Data to use:
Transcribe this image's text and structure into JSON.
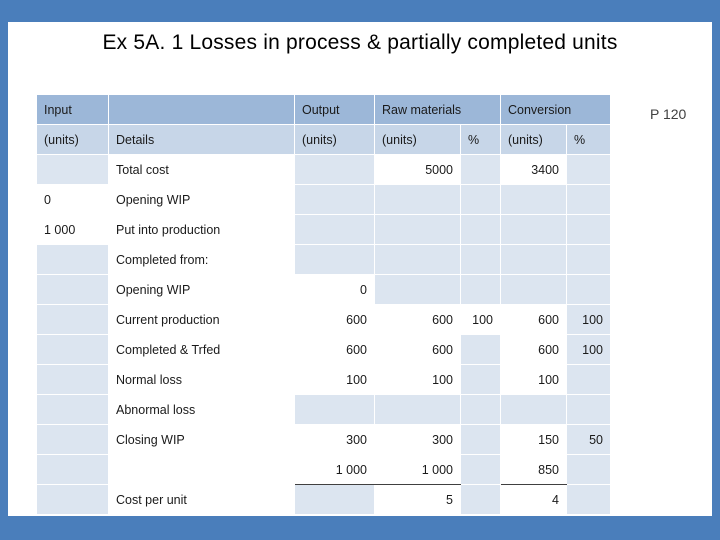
{
  "slide": {
    "title": "Ex 5A. 1 Losses in process & partially completed units",
    "page_ref": "P 120"
  },
  "table": {
    "header_row1": {
      "input": "Input",
      "details": "",
      "output": "Output",
      "raw_materials": "Raw materials",
      "conversion": "Conversion"
    },
    "header_row2": {
      "input_units": "(units)",
      "details": "Details",
      "output_units": "(units)",
      "rm_units": "(units)",
      "rm_pct": "%",
      "conv_units": "(units)",
      "conv_pct": "%"
    },
    "rows": [
      {
        "input": "",
        "details": "Total cost",
        "output": "",
        "rm": "5000",
        "rm_pct": "",
        "conv": "3400",
        "conv_pct": ""
      },
      {
        "input": "0",
        "details": "Opening WIP",
        "output": "",
        "rm": "",
        "rm_pct": "",
        "conv": "",
        "conv_pct": ""
      },
      {
        "input": "1 000",
        "details": "Put into production",
        "output": "",
        "rm": "",
        "rm_pct": "",
        "conv": "",
        "conv_pct": ""
      },
      {
        "input": "",
        "details": "Completed from:",
        "output": "",
        "rm": "",
        "rm_pct": "",
        "conv": "",
        "conv_pct": ""
      },
      {
        "input": "",
        "details": "Opening WIP",
        "output": "0",
        "rm": "",
        "rm_pct": "",
        "conv": "",
        "conv_pct": ""
      },
      {
        "input": "",
        "details": "Current production",
        "output": "600",
        "rm": "600",
        "rm_pct": "100",
        "conv": "600",
        "conv_pct": "100"
      },
      {
        "input": "",
        "details": "Completed & Trfed",
        "output": "600",
        "rm": "600",
        "rm_pct": "",
        "conv": "600",
        "conv_pct": "100"
      },
      {
        "input": "",
        "details": "Normal loss",
        "output": "100",
        "rm": "100",
        "rm_pct": "",
        "conv": "100",
        "conv_pct": ""
      },
      {
        "input": "",
        "details": "Abnormal loss",
        "output": "",
        "rm": "",
        "rm_pct": "",
        "conv": "",
        "conv_pct": ""
      },
      {
        "input": "",
        "details": "Closing WIP",
        "output": "300",
        "rm": "300",
        "rm_pct": "",
        "conv": "150",
        "conv_pct": "50"
      },
      {
        "input": "",
        "details": "",
        "output": "1 000",
        "rm": "1 000",
        "rm_pct": "",
        "conv": "850",
        "conv_pct": ""
      },
      {
        "input": "",
        "details": "Cost per unit",
        "output": "",
        "rm": "5",
        "rm_pct": "",
        "conv": "4",
        "conv_pct": ""
      }
    ]
  },
  "colors": {
    "background": "#4a7ebb",
    "header_fill": "#9cb7d8",
    "header_fill_light": "#c7d6e8",
    "cell_fill": "#dce5f0",
    "panel": "#ffffff"
  }
}
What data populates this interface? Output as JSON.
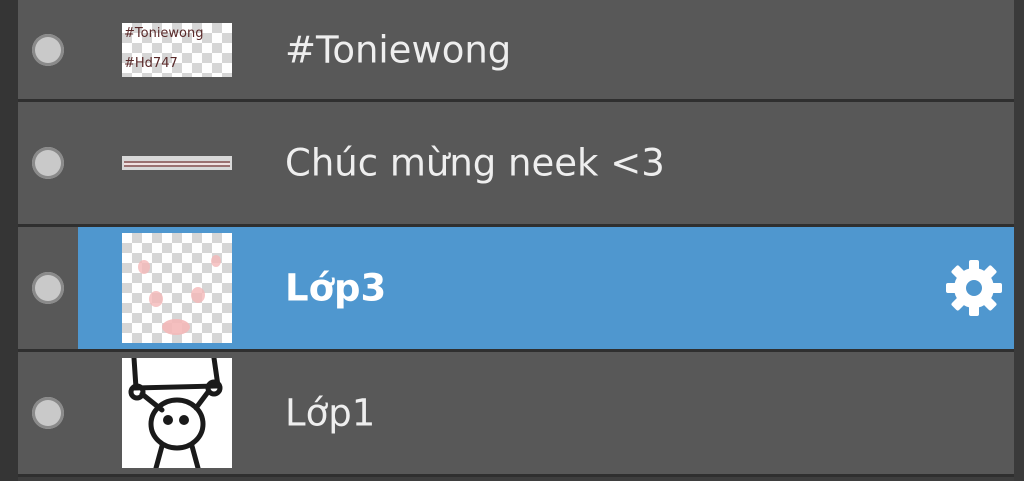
{
  "layers": [
    {
      "name": "#Toniewong",
      "selected": false,
      "thumb_text_line1": "#Toniewong",
      "thumb_text_line2": "#Hd747"
    },
    {
      "name": "Chúc mừng neek <3",
      "selected": false
    },
    {
      "name": "Lớp3",
      "selected": true
    },
    {
      "name": "Lớp1",
      "selected": false
    }
  ],
  "colors": {
    "row_bg": "#585858",
    "selected_bg": "#4f97cf",
    "separator": "#2f2f2f"
  },
  "icons": {
    "visibility": "visibility-dot-icon",
    "settings": "gear-icon"
  }
}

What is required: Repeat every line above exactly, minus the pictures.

Task response:
Transcribe this image's text and structure into JSON.
{
  "slide": {
    "title": "Ex 5A. 1 Losses in process & partially completed units",
    "page_ref": "P 120"
  },
  "table": {
    "header_row1": {
      "input": "Input",
      "details": "",
      "output": "Output",
      "raw_materials": "Raw materials",
      "conversion": "Conversion"
    },
    "header_row2": {
      "input_units": "(units)",
      "details": "Details",
      "output_units": "(units)",
      "rm_units": "(units)",
      "rm_pct": "%",
      "conv_units": "(units)",
      "conv_pct": "%"
    },
    "rows": [
      {
        "input": "",
        "details": "Total cost",
        "output": "",
        "rm": "5000",
        "rm_pct": "",
        "conv": "3400",
        "conv_pct": ""
      },
      {
        "input": "0",
        "details": "Opening WIP",
        "output": "",
        "rm": "",
        "rm_pct": "",
        "conv": "",
        "conv_pct": ""
      },
      {
        "input": "1 000",
        "details": "Put into production",
        "output": "",
        "rm": "",
        "rm_pct": "",
        "conv": "",
        "conv_pct": ""
      },
      {
        "input": "",
        "details": "Completed from:",
        "output": "",
        "rm": "",
        "rm_pct": "",
        "conv": "",
        "conv_pct": ""
      },
      {
        "input": "",
        "details": "Opening WIP",
        "output": "0",
        "rm": "",
        "rm_pct": "",
        "conv": "",
        "conv_pct": ""
      },
      {
        "input": "",
        "details": "Current production",
        "output": "600",
        "rm": "600",
        "rm_pct": "100",
        "conv": "600",
        "conv_pct": "100"
      },
      {
        "input": "",
        "details": "Completed & Trfed",
        "output": "600",
        "rm": "600",
        "rm_pct": "",
        "conv": "600",
        "conv_pct": "100"
      },
      {
        "input": "",
        "details": "Normal loss",
        "output": "100",
        "rm": "100",
        "rm_pct": "",
        "conv": "100",
        "conv_pct": ""
      },
      {
        "input": "",
        "details": "Abnormal loss",
        "output": "",
        "rm": "",
        "rm_pct": "",
        "conv": "",
        "conv_pct": ""
      },
      {
        "input": "",
        "details": "Closing WIP",
        "output": "300",
        "rm": "300",
        "rm_pct": "",
        "conv": "150",
        "conv_pct": "50"
      },
      {
        "input": "",
        "details": "",
        "output": "1 000",
        "rm": "1 000",
        "rm_pct": "",
        "conv": "850",
        "conv_pct": ""
      },
      {
        "input": "",
        "details": "Cost per unit",
        "output": "",
        "rm": "5",
        "rm_pct": "",
        "conv": "4",
        "conv_pct": ""
      }
    ]
  },
  "colors": {
    "background": "#4a7ebb",
    "header_fill": "#9cb7d8",
    "header_fill_light": "#c7d6e8",
    "cell_fill": "#dce5f0",
    "panel": "#ffffff"
  }
}
What data populates this interface? Output as JSON.
{
  "layers": [
    {
      "name": "#Toniewong",
      "selected": false,
      "thumb_text_line1": "#Toniewong",
      "thumb_text_line2": "#Hd747"
    },
    {
      "name": "Chúc mừng neek <3",
      "selected": false
    },
    {
      "name": "Lớp3",
      "selected": true
    },
    {
      "name": "Lớp1",
      "selected": false
    }
  ],
  "colors": {
    "row_bg": "#585858",
    "selected_bg": "#4f97cf",
    "separator": "#2f2f2f"
  },
  "icons": {
    "visibility": "visibility-dot-icon",
    "settings": "gear-icon"
  }
}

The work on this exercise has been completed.